» Required action: Tally the lines in the records underneath that contain the string "data", and state the figure by itself.

(App and web page records)
=== Section Start ===
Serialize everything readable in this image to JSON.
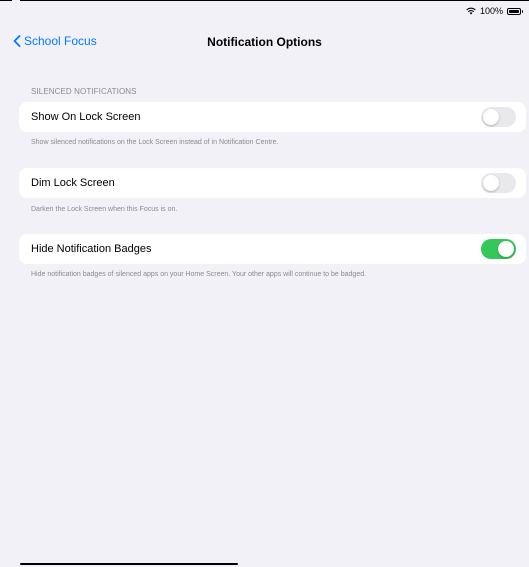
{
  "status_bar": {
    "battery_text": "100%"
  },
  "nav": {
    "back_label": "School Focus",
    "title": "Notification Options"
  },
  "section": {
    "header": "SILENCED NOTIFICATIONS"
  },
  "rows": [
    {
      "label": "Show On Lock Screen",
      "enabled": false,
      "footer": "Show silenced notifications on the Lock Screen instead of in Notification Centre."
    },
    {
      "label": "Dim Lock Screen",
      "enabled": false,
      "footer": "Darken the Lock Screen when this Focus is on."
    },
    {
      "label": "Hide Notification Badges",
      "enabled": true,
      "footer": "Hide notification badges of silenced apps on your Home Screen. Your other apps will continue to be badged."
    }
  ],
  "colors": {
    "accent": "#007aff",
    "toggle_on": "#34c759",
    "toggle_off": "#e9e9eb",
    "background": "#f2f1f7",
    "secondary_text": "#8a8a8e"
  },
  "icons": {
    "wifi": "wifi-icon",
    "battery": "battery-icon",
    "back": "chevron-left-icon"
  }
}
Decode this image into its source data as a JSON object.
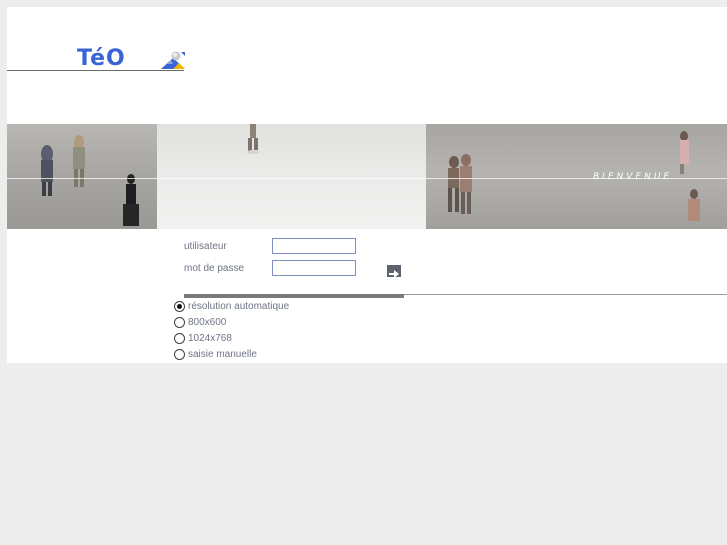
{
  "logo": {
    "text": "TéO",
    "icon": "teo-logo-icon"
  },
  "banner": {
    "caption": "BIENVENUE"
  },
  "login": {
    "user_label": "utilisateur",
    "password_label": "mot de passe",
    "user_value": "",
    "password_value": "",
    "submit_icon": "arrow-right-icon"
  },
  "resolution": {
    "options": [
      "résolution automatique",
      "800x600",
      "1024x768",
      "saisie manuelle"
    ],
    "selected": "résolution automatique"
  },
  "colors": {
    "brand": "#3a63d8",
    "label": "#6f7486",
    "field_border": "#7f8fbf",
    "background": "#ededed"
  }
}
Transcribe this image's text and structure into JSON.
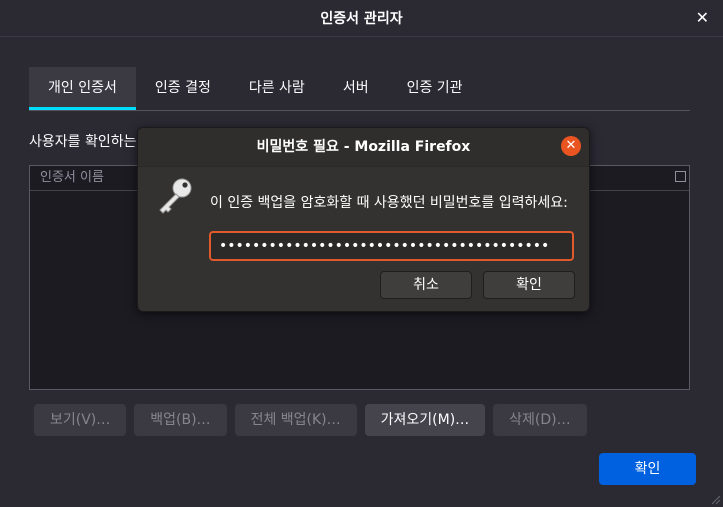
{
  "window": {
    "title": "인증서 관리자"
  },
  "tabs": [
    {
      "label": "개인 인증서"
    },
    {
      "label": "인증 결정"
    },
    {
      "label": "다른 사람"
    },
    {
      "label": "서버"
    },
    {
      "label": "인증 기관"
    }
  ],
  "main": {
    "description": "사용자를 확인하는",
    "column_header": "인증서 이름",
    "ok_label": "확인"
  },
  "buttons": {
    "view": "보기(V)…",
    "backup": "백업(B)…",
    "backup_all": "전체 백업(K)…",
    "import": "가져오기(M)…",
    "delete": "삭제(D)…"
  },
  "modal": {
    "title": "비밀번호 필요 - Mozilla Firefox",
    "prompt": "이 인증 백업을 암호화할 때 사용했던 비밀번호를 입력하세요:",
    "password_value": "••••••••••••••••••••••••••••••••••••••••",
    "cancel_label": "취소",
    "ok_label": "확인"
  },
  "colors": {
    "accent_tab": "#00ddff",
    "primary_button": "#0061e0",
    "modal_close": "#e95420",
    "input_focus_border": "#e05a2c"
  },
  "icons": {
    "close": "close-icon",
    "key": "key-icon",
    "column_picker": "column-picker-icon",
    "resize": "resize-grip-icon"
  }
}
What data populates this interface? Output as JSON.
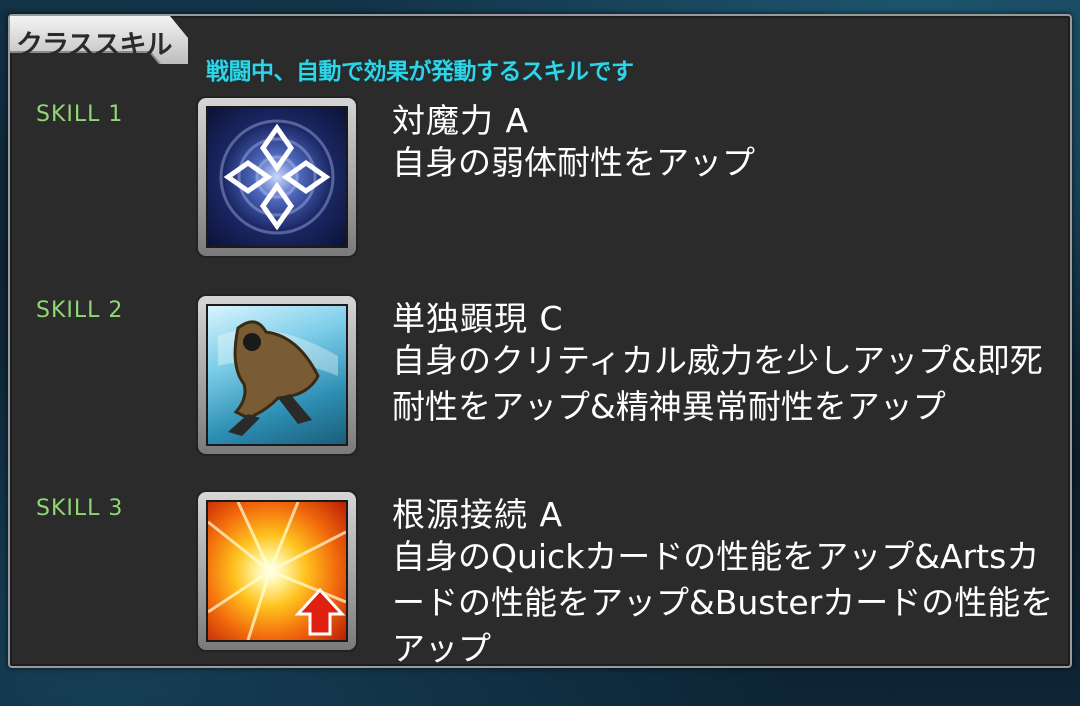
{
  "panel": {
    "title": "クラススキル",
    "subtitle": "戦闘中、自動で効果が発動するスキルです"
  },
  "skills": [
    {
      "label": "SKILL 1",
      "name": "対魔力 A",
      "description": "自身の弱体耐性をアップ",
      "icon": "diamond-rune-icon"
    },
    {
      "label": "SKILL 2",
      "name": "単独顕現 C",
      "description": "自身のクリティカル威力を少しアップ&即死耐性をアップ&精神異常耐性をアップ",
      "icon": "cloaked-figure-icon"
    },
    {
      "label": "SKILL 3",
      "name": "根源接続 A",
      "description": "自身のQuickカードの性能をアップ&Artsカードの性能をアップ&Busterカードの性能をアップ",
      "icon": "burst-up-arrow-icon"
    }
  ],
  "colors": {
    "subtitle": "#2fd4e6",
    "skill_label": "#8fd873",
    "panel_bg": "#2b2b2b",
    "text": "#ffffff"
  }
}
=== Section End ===
» Task response: 2